Indapamide: a diuretic of choice for the treatment of hypertension?

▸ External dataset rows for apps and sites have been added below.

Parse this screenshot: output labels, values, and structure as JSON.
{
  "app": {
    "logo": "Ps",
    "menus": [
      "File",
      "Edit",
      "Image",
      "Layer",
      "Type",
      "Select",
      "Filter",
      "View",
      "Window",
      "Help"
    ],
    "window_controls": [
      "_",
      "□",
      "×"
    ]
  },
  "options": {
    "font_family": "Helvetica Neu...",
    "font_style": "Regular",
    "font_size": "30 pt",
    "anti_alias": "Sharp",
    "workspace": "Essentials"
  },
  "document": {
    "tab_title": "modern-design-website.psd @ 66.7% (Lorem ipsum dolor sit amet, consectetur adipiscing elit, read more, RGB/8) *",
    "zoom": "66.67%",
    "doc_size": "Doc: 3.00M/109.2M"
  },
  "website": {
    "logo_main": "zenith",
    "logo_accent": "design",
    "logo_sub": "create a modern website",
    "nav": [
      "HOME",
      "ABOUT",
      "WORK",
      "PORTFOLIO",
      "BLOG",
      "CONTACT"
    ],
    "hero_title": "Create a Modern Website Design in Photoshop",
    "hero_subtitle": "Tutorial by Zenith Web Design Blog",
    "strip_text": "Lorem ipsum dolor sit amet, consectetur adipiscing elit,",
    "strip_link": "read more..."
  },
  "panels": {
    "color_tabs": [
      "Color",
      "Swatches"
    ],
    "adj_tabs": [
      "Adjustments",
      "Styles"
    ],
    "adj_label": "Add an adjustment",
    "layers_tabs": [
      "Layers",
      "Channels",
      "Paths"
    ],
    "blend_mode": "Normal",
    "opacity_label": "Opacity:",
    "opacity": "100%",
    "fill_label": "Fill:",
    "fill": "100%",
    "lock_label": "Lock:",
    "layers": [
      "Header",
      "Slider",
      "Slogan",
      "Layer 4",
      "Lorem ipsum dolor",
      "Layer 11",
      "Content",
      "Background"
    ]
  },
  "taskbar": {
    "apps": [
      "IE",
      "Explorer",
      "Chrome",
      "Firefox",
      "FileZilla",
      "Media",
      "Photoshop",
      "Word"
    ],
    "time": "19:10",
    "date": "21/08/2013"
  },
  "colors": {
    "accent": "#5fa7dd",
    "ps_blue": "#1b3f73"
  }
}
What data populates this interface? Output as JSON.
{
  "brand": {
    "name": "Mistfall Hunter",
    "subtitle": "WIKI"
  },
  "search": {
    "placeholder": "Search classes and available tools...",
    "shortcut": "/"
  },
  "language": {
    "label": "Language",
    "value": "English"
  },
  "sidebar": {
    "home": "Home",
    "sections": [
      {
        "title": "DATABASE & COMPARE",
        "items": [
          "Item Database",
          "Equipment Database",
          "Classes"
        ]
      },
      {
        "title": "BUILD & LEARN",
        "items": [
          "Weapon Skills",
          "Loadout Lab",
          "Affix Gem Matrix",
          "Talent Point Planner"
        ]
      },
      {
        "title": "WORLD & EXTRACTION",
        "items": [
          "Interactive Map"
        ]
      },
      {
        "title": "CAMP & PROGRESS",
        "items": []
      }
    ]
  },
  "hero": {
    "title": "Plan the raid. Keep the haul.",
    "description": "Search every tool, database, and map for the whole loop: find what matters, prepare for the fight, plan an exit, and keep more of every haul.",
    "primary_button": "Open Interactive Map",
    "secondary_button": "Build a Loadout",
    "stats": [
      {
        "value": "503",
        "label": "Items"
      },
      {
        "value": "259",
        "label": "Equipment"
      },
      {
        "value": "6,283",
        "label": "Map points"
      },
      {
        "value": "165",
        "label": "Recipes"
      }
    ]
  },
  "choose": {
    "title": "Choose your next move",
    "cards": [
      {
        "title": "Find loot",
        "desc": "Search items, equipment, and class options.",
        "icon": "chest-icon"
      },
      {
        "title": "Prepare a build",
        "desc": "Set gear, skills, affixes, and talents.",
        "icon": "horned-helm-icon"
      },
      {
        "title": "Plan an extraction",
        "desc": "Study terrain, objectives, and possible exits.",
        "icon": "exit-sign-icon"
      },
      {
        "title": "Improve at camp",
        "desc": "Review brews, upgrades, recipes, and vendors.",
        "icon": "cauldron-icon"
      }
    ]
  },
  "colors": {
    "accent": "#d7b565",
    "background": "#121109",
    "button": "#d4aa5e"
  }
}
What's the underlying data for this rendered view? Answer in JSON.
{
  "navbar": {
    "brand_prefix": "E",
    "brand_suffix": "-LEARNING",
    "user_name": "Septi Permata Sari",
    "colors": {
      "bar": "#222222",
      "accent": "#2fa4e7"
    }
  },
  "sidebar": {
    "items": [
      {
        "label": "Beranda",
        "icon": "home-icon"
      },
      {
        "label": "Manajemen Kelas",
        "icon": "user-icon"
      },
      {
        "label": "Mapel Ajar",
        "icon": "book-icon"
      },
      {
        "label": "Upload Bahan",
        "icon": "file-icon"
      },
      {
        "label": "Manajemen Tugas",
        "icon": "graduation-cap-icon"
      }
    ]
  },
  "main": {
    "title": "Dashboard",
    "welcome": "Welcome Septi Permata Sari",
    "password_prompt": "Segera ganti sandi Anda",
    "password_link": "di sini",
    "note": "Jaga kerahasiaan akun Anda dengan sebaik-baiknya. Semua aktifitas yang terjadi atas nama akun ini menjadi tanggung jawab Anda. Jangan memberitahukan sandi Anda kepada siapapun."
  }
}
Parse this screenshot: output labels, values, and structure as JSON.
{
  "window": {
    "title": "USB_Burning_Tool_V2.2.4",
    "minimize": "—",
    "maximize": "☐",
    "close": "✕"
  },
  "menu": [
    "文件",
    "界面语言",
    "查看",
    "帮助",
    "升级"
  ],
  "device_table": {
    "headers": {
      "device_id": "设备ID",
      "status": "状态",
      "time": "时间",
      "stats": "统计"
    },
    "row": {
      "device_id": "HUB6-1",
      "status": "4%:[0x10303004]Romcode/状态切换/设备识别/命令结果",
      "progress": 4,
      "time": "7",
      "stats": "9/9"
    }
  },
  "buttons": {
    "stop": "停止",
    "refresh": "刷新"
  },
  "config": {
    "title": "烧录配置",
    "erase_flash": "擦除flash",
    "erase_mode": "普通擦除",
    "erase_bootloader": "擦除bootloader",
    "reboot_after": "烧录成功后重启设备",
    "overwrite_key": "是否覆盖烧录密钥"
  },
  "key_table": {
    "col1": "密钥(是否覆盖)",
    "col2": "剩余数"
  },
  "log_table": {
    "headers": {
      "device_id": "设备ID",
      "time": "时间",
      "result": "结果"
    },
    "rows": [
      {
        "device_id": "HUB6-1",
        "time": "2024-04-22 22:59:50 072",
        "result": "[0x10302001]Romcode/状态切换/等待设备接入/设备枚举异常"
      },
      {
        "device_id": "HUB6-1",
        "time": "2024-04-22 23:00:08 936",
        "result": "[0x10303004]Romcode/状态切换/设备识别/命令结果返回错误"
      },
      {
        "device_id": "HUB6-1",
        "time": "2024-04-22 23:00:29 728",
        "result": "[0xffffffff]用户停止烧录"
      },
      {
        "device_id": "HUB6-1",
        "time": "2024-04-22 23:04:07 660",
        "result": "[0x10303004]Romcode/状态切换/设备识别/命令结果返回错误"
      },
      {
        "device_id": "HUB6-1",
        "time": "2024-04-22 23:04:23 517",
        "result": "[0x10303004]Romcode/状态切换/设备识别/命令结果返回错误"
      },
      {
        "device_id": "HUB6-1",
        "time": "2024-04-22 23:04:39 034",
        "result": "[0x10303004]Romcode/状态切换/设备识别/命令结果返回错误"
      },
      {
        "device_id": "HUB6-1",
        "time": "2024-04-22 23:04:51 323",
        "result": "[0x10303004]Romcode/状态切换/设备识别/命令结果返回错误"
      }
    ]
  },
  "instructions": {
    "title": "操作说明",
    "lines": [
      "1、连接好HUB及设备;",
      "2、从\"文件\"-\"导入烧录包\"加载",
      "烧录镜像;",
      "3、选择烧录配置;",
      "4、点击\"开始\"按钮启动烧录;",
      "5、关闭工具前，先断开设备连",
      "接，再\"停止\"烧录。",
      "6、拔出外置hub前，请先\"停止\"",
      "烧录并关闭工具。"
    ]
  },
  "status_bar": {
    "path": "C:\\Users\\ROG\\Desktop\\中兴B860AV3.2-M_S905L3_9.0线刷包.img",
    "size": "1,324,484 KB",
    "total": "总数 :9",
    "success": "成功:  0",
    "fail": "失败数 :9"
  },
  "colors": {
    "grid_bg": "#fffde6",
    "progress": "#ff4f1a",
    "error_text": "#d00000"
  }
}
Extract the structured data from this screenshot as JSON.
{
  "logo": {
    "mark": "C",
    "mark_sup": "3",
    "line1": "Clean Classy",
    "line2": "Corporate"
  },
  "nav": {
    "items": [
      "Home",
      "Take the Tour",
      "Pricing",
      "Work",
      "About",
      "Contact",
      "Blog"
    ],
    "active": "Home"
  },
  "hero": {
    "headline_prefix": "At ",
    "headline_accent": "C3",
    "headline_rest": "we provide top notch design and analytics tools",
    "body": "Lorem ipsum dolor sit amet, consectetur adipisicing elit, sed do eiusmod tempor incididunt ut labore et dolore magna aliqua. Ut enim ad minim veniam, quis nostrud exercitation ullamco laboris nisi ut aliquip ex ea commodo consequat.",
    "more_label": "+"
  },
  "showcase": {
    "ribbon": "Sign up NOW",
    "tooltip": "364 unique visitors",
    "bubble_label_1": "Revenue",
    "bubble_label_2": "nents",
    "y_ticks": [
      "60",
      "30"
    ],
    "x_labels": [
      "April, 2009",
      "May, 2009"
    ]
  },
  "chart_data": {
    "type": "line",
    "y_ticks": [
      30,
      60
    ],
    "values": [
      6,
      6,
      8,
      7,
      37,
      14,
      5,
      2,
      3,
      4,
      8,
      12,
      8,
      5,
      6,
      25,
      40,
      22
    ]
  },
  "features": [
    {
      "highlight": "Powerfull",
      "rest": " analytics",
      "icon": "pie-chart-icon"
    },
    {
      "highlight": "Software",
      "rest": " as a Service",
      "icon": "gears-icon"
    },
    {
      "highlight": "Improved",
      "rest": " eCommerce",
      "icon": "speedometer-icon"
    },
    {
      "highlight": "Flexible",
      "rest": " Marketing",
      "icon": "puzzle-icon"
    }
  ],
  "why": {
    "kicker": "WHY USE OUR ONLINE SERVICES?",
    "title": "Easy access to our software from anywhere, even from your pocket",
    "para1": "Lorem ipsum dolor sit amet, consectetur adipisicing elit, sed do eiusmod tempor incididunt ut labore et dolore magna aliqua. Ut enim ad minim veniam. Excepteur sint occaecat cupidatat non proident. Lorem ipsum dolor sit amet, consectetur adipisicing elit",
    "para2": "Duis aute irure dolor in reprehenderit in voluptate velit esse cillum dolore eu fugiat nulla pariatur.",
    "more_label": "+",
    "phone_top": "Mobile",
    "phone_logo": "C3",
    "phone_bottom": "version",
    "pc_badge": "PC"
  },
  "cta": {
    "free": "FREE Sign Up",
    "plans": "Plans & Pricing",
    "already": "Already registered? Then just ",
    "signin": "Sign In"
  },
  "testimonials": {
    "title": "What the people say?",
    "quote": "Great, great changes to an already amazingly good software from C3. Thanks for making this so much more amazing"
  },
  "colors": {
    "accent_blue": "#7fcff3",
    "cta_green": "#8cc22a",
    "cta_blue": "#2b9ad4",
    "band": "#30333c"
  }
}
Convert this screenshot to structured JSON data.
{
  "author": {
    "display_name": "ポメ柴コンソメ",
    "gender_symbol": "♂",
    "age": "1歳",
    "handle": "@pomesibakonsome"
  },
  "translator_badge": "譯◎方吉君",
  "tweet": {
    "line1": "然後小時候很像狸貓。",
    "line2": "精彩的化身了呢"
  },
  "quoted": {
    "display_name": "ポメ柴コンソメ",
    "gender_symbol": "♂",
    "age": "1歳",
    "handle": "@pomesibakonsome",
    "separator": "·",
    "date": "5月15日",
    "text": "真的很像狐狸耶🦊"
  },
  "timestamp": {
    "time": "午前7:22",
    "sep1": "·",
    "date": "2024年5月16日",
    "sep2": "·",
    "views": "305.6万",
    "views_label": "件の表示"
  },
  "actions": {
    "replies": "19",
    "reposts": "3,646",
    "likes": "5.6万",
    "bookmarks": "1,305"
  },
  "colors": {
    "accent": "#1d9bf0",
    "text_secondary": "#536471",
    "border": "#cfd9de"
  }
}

In recent years, the therapeutic approach to mild hypertension has evolved from a stepped care approach to one including varied, initial monotherapies, with the selection of drug based on factors present in an individual patient, followed by combination therapy. The greatest cumulative experience of the value of antihypertensive therapy has been obtained with diuretics. The reduction in risk of cardiovascular disease with successful antihypertensive therapy using conventional agents, including diuretics, is not as great as might have been anticipated by the magnitude of change in blood pressure. This could be due to antecedent cardiovascular injury prior to therapy or to risk factors induced by therapy. The recent introduction of a new generation of drugs with combined diuretic and hypotensive effects that reduce blood pressure without inducing the biochemical changes associated with thiazides, offers an opportunity to evaluate this question. Indapamide is the first of this new generation to be released. Its pharmacologic characteristics show that it has the prerequisites to be considered a first-line drug for use in hypertension. It meets the requirements of a Phase II or second generation drug in that it has similar efficacy, but less short term toxicity than first generation drugs. It has been introduced at a cost that is competitive with thiazides and potassium-sparing combination drugs and is cheaper than many other classes of antihypertensive drugs. The major caution in promoting its use is that its long term effect on morbidity and mortality in hypertensive disease has not yet been evaluated. In summary, this is a promising new drug that has the potential to replace first generation thiazides in the routine management of hypertension.